Persons working for Goal Financial Services are not able to provide legal advice under Capstone’s Licence, however we will work closely with your solicitor or other personal legal representative.  

Why should I consider having a Will?

Proper estate planning can maximise the amount that is passed to your chosen beneficiaries – and to minimise how much goes to unintended creditors, other beneficiaries or even the ATO. To ensure that this happens in your case, it is important to carefully analyse your personal situation and have a valid Will drafted.

What if you don’t have a Will?

If you die without a Will, you are said to have died ‘intestate’. Where this happens, you have left no law instructions as to how you wish your estate to be distributed. The laws in each State and Territory in Australia operate to determine who will inherit assets from your estate. The general rule is that the estate will pass to the next of kin of the deceased such as your spouse and/or children.

Will my estate be taxed?

Although death duties have ceased to exist in Australia, capital gains tax (CGT) can have a similar effect unless you carefully plan in advance.

What is a Power of Attorney?

 A Power of Attorney is a legal document appointing a person or organisation to act on your behalf. By appointing an attorney, you grant them the authority to make decisions for you, sign documents and generally act in your best interests. For example, your attorney could buy and sell shares for you, manage your finances and pay your bills. This person’s appointment becomes invalid if you lose the capacity to make decisions for yourself.  

You could also elect to establish an Enduring Power of Attorney, where you appoint a person to make financial and legal decisions for you if you lose the capacity to make your own decisions.

What is an Enduring Guardianship?

Where the enduring Power of Attorney allows someone to make financial and legal decisions for you, an Enduring Guardian is allowed to make personal and lifestyle decisions for you. You can nominate what ‘functions’ your guardian can make decisions for you in the document.

What is a Testamentary Trust? 

Another powerful estate planning tool is a Testamentary Trust. A Testamentary Trust can best be thought of as a trust that is created by your Will after your death to hold assets in trust for your beneficiaries.
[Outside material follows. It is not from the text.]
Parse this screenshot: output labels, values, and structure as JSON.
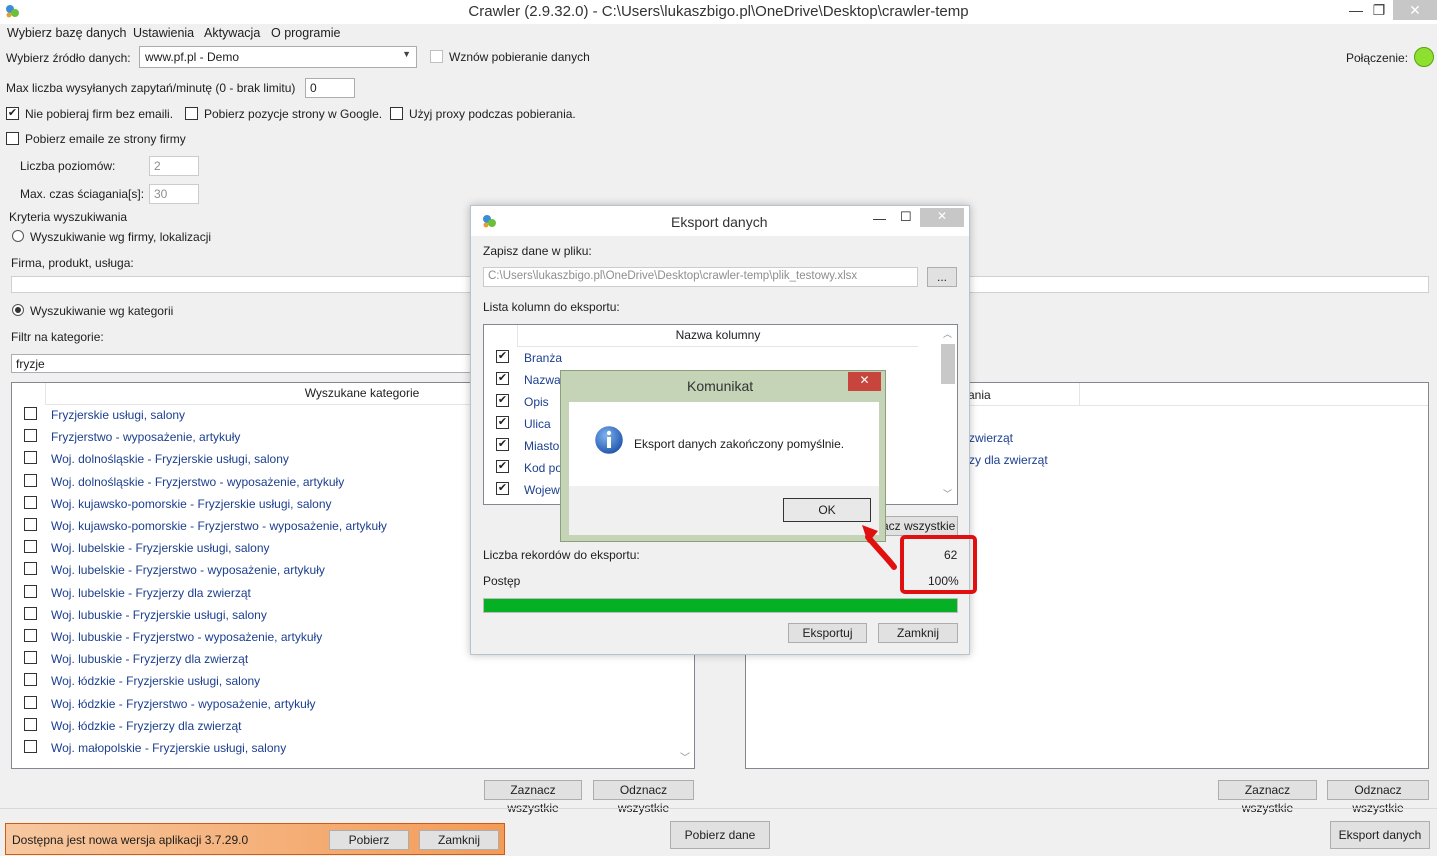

It can also protect beneficiaries from the possible loss of inherited assets through divorce or bankruptcy.